Fall Research Competition continues to support researchers, graduate students

Despite a year full of uncertainty, University of Wisconsin–Madison researchers can still count on the Fall Research Competition.

The annual contest offers funding for select research projects across each faculty division — biological sciencesphysical sciencessocial sciences and the arts and humanities — and is open to faculty and permanent principal investigators. The competition is a uniquely Wisconsin fall tradition.

“How can a public university in a state with a small population be perennially in the country’s top handful of research institutions?” asks Edgar Spalding, professor of botany and previous Fall Research Competition grant recipient. “I think you have to consider the Fall Research Competition as a part of the answer.”

The award comes from the Office of the Vice Chancellor for Research and Graduate Education through an annual gift from the Wisconsin Alumni Research Foundation. The gift, funded by income from commercial licenses, is a reflection of the impressive efforts of UW–Madison faculty and staff who file successful patents through WARF.

Spalding — whose research focuses on how light, gravity, temperature and other variables influence how a dormant embryo within a seed becomes a seedling — especially encourages junior faculty to apply and offers them some advice.

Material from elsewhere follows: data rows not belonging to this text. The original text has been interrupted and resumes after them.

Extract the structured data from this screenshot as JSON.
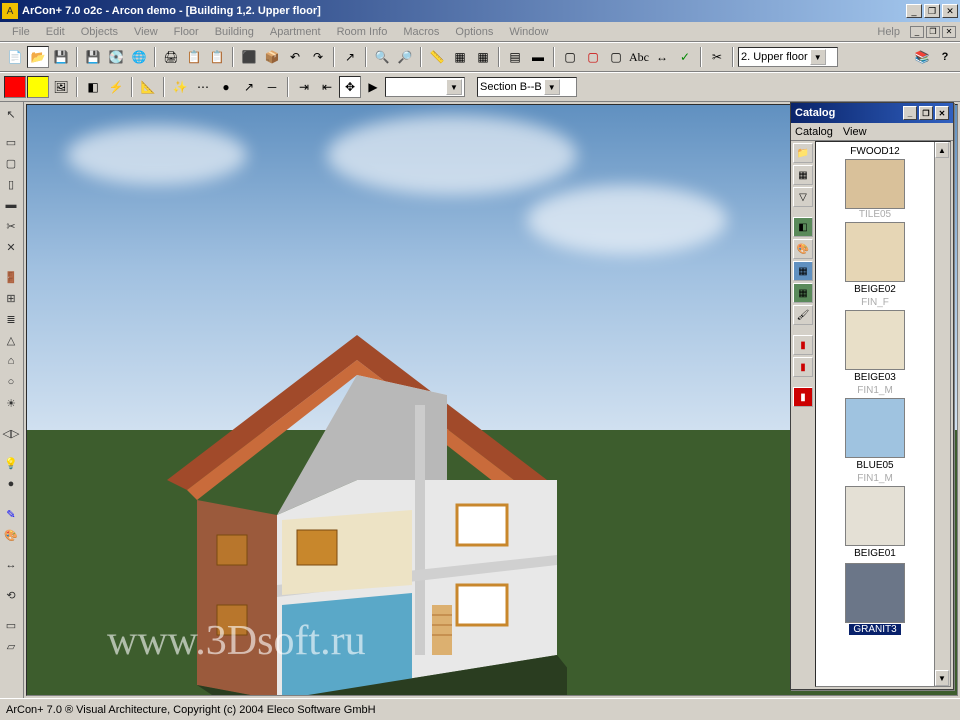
{
  "window": {
    "title": "ArCon+  7.0 o2c - Arcon demo - [Building 1,2. Upper floor]",
    "app_icon_char": "A"
  },
  "window_buttons": {
    "min": "_",
    "max": "❐",
    "close": "✕"
  },
  "menu": {
    "items": [
      "File",
      "Edit",
      "Objects",
      "View",
      "Floor",
      "Building",
      "Apartment",
      "Room Info",
      "Macros",
      "Options",
      "Window"
    ],
    "help": "Help"
  },
  "toolbar1": {
    "floor_selector": "2. Upper floor"
  },
  "toolbar2": {
    "section_selector": "Section B--B"
  },
  "catalog": {
    "title": "Catalog",
    "menu": [
      "Catalog",
      "View"
    ],
    "items": [
      {
        "label": "FWOOD12",
        "sub": "TILE05",
        "swatch": "#d9c19a"
      },
      {
        "label": "BEIGE02",
        "sub": "FIN_F",
        "swatch": "#e6d6b5"
      },
      {
        "label": "BEIGE03",
        "sub": "FIN1_M",
        "swatch": "#e8dfc8"
      },
      {
        "label": "BLUE05",
        "sub": "FIN1_M",
        "swatch": "#9fc3e0"
      },
      {
        "label": "BEIGE01",
        "sub": "",
        "swatch": "#e4e0d5"
      },
      {
        "label": "GRANIT3",
        "sub": "",
        "swatch": "#6b7688",
        "selected": true
      }
    ]
  },
  "watermark": "www.3Dsoft.ru",
  "statusbar": "ArCon+ 7.0 ® Visual Architecture, Copyright (c) 2004 Eleco Software GmbH"
}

“Anyone who truly believes their project will make a difference in a field of study but needs some funding to make it stronger, raise its visibility, make it competitive for other forms of support, should explain why all that is true in their application,” Spalding says.

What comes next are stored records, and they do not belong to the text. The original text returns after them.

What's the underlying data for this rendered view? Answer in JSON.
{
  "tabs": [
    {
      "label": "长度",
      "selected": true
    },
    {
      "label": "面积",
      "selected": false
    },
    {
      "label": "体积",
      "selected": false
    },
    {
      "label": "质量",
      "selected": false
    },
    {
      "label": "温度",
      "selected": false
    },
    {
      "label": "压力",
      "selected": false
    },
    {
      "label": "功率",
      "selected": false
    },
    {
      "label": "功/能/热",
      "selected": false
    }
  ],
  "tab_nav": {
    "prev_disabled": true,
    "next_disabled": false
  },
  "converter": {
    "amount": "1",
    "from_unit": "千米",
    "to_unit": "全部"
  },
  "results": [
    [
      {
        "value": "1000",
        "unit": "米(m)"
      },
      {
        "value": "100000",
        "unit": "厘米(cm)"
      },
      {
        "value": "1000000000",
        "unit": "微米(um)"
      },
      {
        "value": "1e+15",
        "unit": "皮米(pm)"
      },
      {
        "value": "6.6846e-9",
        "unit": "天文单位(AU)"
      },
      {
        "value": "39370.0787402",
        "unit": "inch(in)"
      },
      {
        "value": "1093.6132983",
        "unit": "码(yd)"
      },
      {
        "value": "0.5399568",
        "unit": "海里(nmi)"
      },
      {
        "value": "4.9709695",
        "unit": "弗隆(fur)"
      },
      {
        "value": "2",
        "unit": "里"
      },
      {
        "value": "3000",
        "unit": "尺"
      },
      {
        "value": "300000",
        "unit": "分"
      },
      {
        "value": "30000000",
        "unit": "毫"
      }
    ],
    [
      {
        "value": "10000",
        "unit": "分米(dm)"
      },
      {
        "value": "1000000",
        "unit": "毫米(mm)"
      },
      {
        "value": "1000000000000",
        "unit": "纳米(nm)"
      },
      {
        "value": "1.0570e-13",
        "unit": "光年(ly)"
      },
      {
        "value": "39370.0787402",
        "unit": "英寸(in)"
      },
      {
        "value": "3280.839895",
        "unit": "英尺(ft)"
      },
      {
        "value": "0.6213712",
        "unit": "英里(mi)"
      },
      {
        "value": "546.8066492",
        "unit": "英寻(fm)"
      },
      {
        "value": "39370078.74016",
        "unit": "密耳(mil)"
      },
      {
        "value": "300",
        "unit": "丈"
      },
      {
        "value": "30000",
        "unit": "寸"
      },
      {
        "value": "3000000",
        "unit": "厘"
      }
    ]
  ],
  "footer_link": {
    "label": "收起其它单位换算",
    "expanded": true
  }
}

For some researchers, the grant allows them to gather preliminary data and test new hypotheses that they can then incorporate into future grant proposals. For others, the Fall Research Competition is a great way to jump-start a new collaboration and mentor a graduate student.

Jennifer Choy Portrait
Jennifer Choy, Grainger Institute for Engineering Assistant Professor, Sensors and Sensing

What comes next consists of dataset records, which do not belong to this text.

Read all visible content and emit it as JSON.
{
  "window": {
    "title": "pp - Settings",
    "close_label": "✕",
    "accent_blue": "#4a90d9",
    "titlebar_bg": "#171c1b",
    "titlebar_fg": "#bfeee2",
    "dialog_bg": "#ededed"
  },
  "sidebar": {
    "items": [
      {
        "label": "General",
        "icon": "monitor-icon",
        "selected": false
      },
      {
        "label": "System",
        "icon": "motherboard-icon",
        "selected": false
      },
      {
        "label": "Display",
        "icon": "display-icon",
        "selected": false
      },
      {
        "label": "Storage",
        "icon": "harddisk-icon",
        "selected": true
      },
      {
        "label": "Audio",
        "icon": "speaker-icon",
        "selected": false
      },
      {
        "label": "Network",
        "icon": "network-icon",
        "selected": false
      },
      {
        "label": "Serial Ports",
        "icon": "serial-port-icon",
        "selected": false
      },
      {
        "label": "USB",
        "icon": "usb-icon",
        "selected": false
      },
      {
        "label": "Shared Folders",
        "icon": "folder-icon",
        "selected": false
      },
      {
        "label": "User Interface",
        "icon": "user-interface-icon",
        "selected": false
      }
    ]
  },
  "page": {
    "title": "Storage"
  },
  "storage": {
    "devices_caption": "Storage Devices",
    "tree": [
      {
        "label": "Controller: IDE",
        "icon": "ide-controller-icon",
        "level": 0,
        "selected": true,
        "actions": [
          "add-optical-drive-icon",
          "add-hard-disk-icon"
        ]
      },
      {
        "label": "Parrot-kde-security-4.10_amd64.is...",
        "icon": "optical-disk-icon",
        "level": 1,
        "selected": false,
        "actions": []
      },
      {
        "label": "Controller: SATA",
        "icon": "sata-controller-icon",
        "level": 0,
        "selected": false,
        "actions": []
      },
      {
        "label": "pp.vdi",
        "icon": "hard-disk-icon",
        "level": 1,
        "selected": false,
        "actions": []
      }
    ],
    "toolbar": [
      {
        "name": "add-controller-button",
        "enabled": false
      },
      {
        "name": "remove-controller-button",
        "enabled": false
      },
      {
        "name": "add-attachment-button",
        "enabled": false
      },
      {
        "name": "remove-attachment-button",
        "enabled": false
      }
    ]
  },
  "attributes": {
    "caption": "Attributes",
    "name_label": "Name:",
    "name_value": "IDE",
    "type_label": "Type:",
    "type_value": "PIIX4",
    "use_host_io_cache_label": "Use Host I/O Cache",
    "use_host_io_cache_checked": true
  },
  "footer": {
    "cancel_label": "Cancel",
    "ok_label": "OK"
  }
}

“Even before joining UW–Madison, the Fall Research Competition was highly recommended by my then-future colleagues as a unique opportunity for insuring proposal submissions and supporting early-stage research directions,” recalls Jennifer Choy, professor of engineering physics. “For early-career faculty, support through the fall competition is especially beneficial in generating preliminary results to improve external grant applications that were not initially successful.”

Choy’s research is focused on improving the utility and performance of quantum sensors. She describes the Fall Research Competition application process as efficient, especially if researchers have already written an external proposal for the same or similar work.

Between the project description and short interview, she says, there is ample opportunity to articulate to the award committee the significance of the proposed project and the project’s specific needs.

Like Spalding and Choy, Marguerite Burns, professor of population health sciences, has benefited from the fall competition.

Burns studies the role of Medicaid coverage in determining a variety of health and social outcomes for individuals following incarceration.

“With OVCRGE (Office of the Vice Chancellor for Research and Graduate Education) support, and in collaboration with the Institute for Research on Poverty and the Wisconsin Department of Corrections, we are integrating unemployment insurance data into a longitudinal dataset that links Wisconsin Medicaid and Department of Corrections data at the person-level,” Burns says. “This unique dataset allows us to investigate the overall impact of Medicaid enrollment on recidivism, and the potential health and financial channels through which it may have an effect.”

With the Fall Research Competition grant, Burns has also been able to provide training in applied health economics to “a fantastic graduate student in economics,” Nico Badaracco.

“We are delighted that Nico will serve as a coauthor on the main paper resulting from this study,” Burns says. “Additionally, the resulting dataset provides a springboard for our own and our students’ subsequent empirical research on the barriers and facilitators to the successful transition from prison to community.”

Interested researchers can find more Information about the 2020 Fall Research Competition on the OVCRGE’s website. They may also reach out to their divisional associate vice chancellors for research with additional questions. Submissions may come from individuals or groups of UW–Madison collaborators. The online application is open and the deadline for submitting an application is 4:30 p.m. on Sept. 11. The application and instructions are available at: research.wisc.edu/funding/fall-competition/ (click on “Apply Online”).

Applicants will be notified of the outcome in December.

The OVCRGE will also sponsor a separate Pandemic-Affected Research Continuation Initiative for projects that were compelled to expend research funds during the pandemic despite delays to their work due to, for example, restrictions to face-to-face interactions, travel or access to crucial facilities. These funds will help extend funds for researchers to complete those tasks. The OVCRGE will provide more information soon.

Additionally, researchers may request time extensions to prior year fall competition awards if COVID-19 created complication or delays to their research projects. Contact Russell Schwalbe (russell.schwalbe@wisc.edu) or Jessica Wipperfurth (jessica.wipperfurth@wisc.edu) to make a request.

Author: Natasha Kassulke